Bottom line, Webster had 35 minutes to score 10 points (he finished with eight on 4-for-10 shooting). I'm guessing Webster, considering his ultra-competitive nature, cared little about his personal streak as the game winded to a close, especially in the context of his team's shoddy performance.
Plus, Miles pulled Webster from the game in the final minutes so the popular Husker could get a standing ovation. Seemed appropriate. And it seems inappropriate for anyone to jump Miles right after a game over what I regard as a trivial matter, at least in the context of the worst loss in program history. Seems like a childish overreaction to fixate on a player's individual scoring streak.

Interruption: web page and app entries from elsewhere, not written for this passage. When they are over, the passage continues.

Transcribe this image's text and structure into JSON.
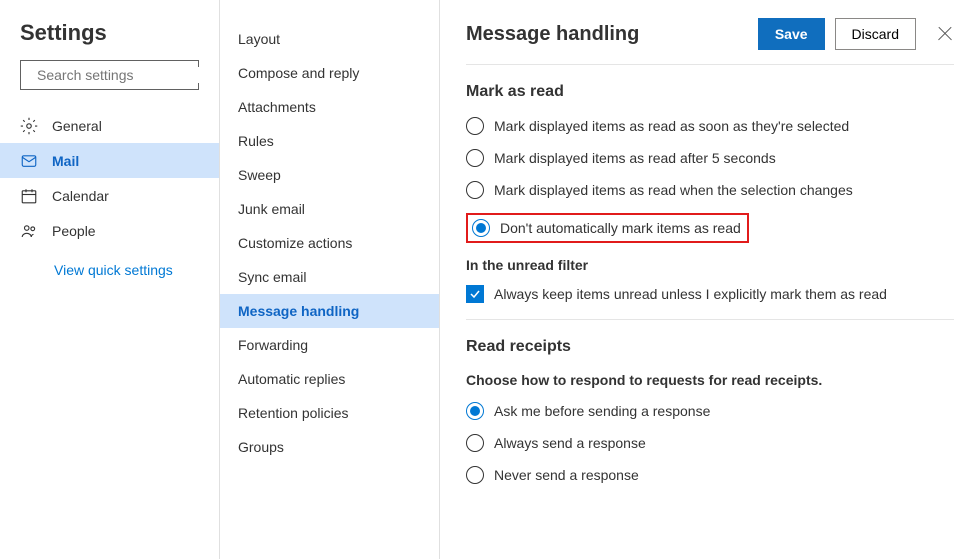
{
  "header": {
    "title": "Settings",
    "search_placeholder": "Search settings",
    "quick_settings": "View quick settings"
  },
  "nav": [
    {
      "label": "General",
      "selected": false
    },
    {
      "label": "Mail",
      "selected": true
    },
    {
      "label": "Calendar",
      "selected": false
    },
    {
      "label": "People",
      "selected": false
    }
  ],
  "subnav": [
    {
      "label": "Layout"
    },
    {
      "label": "Compose and reply"
    },
    {
      "label": "Attachments"
    },
    {
      "label": "Rules"
    },
    {
      "label": "Sweep"
    },
    {
      "label": "Junk email"
    },
    {
      "label": "Customize actions"
    },
    {
      "label": "Sync email"
    },
    {
      "label": "Message handling",
      "selected": true
    },
    {
      "label": "Forwarding"
    },
    {
      "label": "Automatic replies"
    },
    {
      "label": "Retention policies"
    },
    {
      "label": "Groups"
    }
  ],
  "main": {
    "title": "Message handling",
    "save": "Save",
    "discard": "Discard",
    "mark_as_read_heading": "Mark as read",
    "mark_options": [
      {
        "label": "Mark displayed items as read as soon as they're selected",
        "checked": false
      },
      {
        "label": "Mark displayed items as read after 5 seconds",
        "checked": false
      },
      {
        "label": "Mark displayed items as read when the selection changes",
        "checked": false
      },
      {
        "label": "Don't automatically mark items as read",
        "checked": true,
        "highlighted": true
      }
    ],
    "unread_filter_heading": "In the unread filter",
    "unread_checkbox": {
      "label": "Always keep items unread unless I explicitly mark them as read",
      "checked": true
    },
    "read_receipts_heading": "Read receipts",
    "read_receipts_desc": "Choose how to respond to requests for read receipts.",
    "receipt_options": [
      {
        "label": "Ask me before sending a response",
        "checked": true
      },
      {
        "label": "Always send a response",
        "checked": false
      },
      {
        "label": "Never send a response",
        "checked": false
      }
    ]
  }
}
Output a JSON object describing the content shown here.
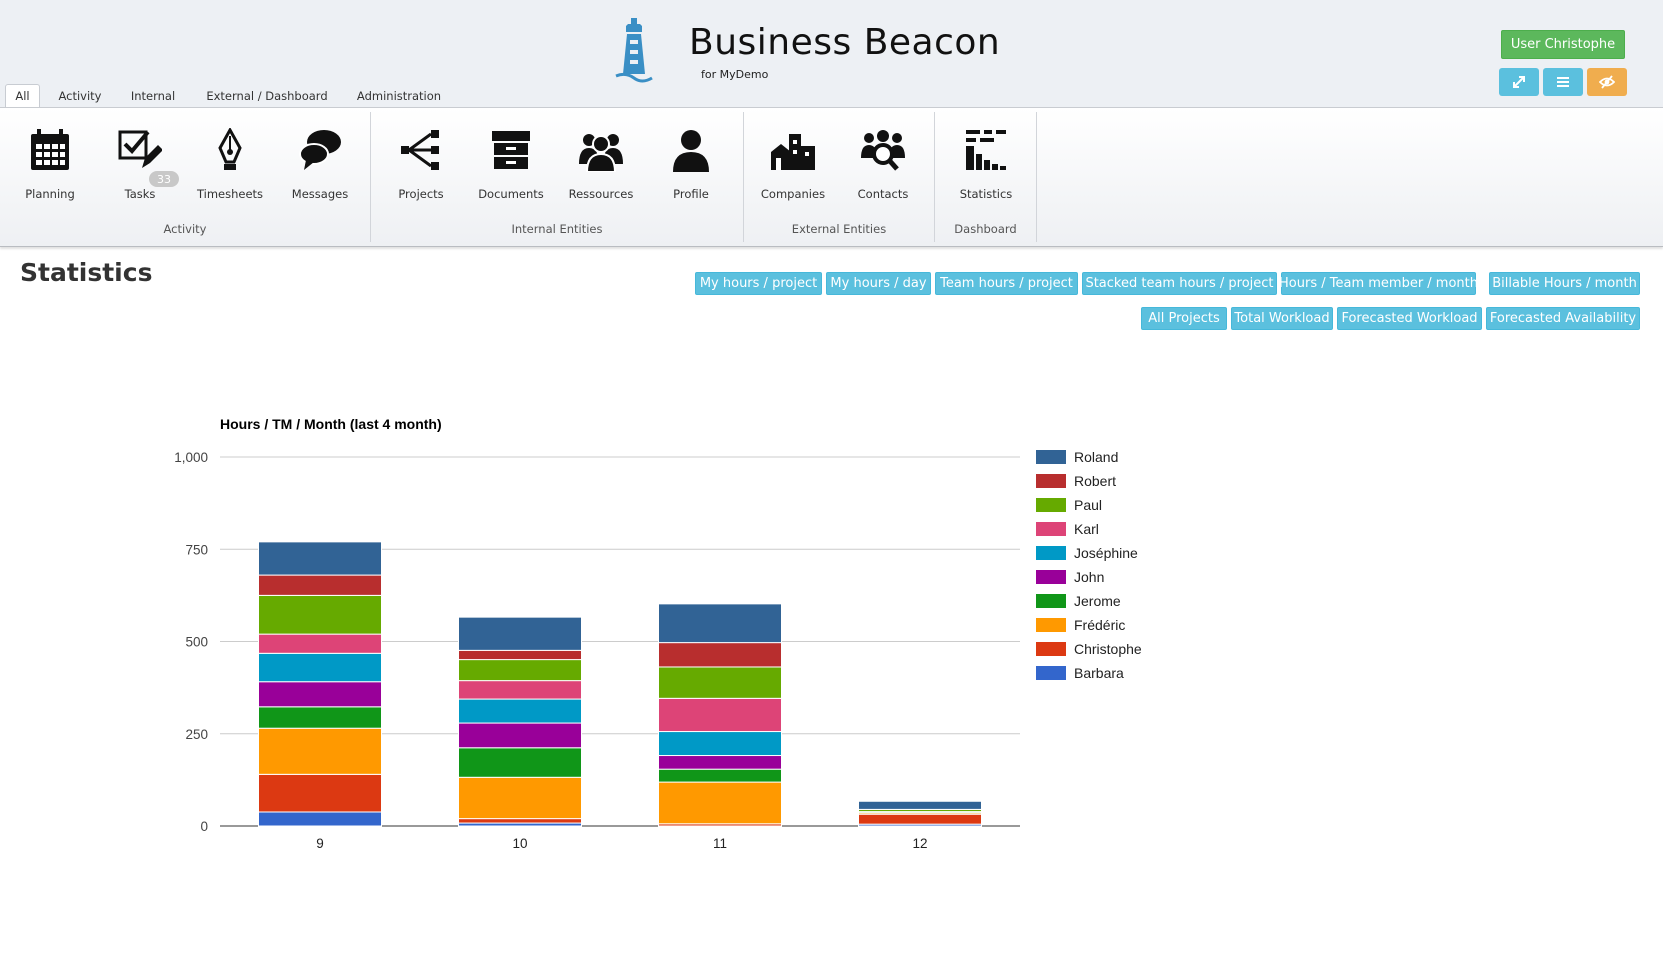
{
  "header": {
    "app_title": "Business Beacon",
    "app_subtitle": "for MyDemo",
    "user_button": "User Christophe",
    "icons": [
      "lighthouse-logo",
      "expand-icon",
      "menu-icon",
      "visibility-icon"
    ]
  },
  "tabs": [
    {
      "label": "All",
      "active": true
    },
    {
      "label": "Activity",
      "active": false
    },
    {
      "label": "Internal",
      "active": false
    },
    {
      "label": "External / Dashboard",
      "active": false
    },
    {
      "label": "Administration",
      "active": false
    }
  ],
  "ribbon": {
    "groups": [
      {
        "label": "Activity",
        "items": [
          {
            "label": "Planning",
            "icon": "calendar-icon"
          },
          {
            "label": "Tasks",
            "icon": "tasks-icon",
            "badge": "33"
          },
          {
            "label": "Timesheets",
            "icon": "pen-nib-icon"
          },
          {
            "label": "Messages",
            "icon": "chat-bubbles-icon"
          }
        ]
      },
      {
        "label": "Internal Entities",
        "items": [
          {
            "label": "Projects",
            "icon": "tree-icon"
          },
          {
            "label": "Documents",
            "icon": "archive-icon"
          },
          {
            "label": "Ressources",
            "icon": "group-icon"
          },
          {
            "label": "Profile",
            "icon": "person-icon"
          }
        ]
      },
      {
        "label": "External Entities",
        "items": [
          {
            "label": "Companies",
            "icon": "buildings-icon"
          },
          {
            "label": "Contacts",
            "icon": "contact-search-icon"
          }
        ]
      },
      {
        "label": "Dashboard",
        "items": [
          {
            "label": "Statistics",
            "icon": "statistics-icon"
          }
        ]
      }
    ]
  },
  "page": {
    "title": "Statistics",
    "buttons_row1": [
      "My hours / project",
      "My hours / day",
      "Team hours / project",
      "Stacked team hours / project",
      "Hours / Team member / month",
      "Billable Hours / month"
    ],
    "buttons_row2": [
      "All Projects",
      "Total Workload",
      "Forecasted Workload",
      "Forecasted Availability"
    ]
  },
  "colors": {
    "header_bg": "#edf0f4",
    "primary_button": "#5bc0de",
    "success_button": "#5cb85c",
    "warning_button": "#f0ad4e"
  },
  "chart_data": {
    "type": "bar",
    "stacked": true,
    "title": "Hours / TM / Month (last 4 month)",
    "categories": [
      "9",
      "10",
      "11",
      "12"
    ],
    "ylim": [
      0,
      1000
    ],
    "yticks": [
      "0",
      "250",
      "500",
      "750",
      "1,000"
    ],
    "ytick_values": [
      0,
      250,
      500,
      750,
      1000
    ],
    "grid": true,
    "legend_position": "right",
    "series": [
      {
        "name": "Barbara",
        "color": "#3366cc",
        "values": [
          38,
          8,
          0,
          5
        ]
      },
      {
        "name": "Christophe",
        "color": "#dc3912",
        "values": [
          102,
          12,
          6,
          27
        ]
      },
      {
        "name": "Frédéric",
        "color": "#ff9900",
        "values": [
          125,
          112,
          113,
          4
        ]
      },
      {
        "name": "Jerome",
        "color": "#109618",
        "values": [
          58,
          80,
          35,
          3
        ]
      },
      {
        "name": "John",
        "color": "#990099",
        "values": [
          68,
          67,
          37,
          0
        ]
      },
      {
        "name": "Joséphine",
        "color": "#0099c6",
        "values": [
          77,
          65,
          65,
          0
        ]
      },
      {
        "name": "Karl",
        "color": "#dd4477",
        "values": [
          52,
          50,
          90,
          0
        ]
      },
      {
        "name": "Paul",
        "color": "#66aa00",
        "values": [
          105,
          57,
          85,
          6
        ]
      },
      {
        "name": "Robert",
        "color": "#b82e2e",
        "values": [
          55,
          25,
          66,
          0
        ]
      },
      {
        "name": "Roland",
        "color": "#316395",
        "values": [
          90,
          90,
          105,
          22
        ]
      }
    ]
  }
}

@SiliconValleyHusker: I like it. I like it. By the way, I've long regretted not being able (time constraints) to watch "Law and Order" more frequently.
@RedRespect: It's a great question. A question with merit. But, for obvious reasons, I hesitate to single out anyone. Of course, I've never been around a coach more effective than Tom Osborne, although John Cook also operates at a consistently elite level. In fact, I do feel comfortable singling out Cook. Dave Van Horn was also exceptional at squeezing everything possible out of players. Francis Allen was as unique a coach as I ever covered, and his national championship indicate his methods were effective.
@Jay: I simply don't know enough about NCAA tennis to comment on coach McDermott, who I highly regard as a person.
@email@example.com: Valid point.
@Robin: Because of the enormity of Nebraska football in the state compared to your other two examples, I'm going with Riley's gig as the most thankless, especially as long as Urban and Harbaugh are around. Plus, that Franklin guy in Happy Valley looks like he could become a recurring thorn in everyone's side. And I guess I should mention Wisconsin and Iowa in light of recent results.
@Gary: Short answer: No. No way I saw the precipitous decline coming, although Andrew White's transfer (effectively a no-confidence vote) did get my attention.
@Robin: I think Cook is head and shoulders above 95-99 percent of the coaches in NCAA volleyball.
@Gary: That's only part of the current conundrum. What a mess.
OK, I have to go haul kids around now. Thanks everyone for participating!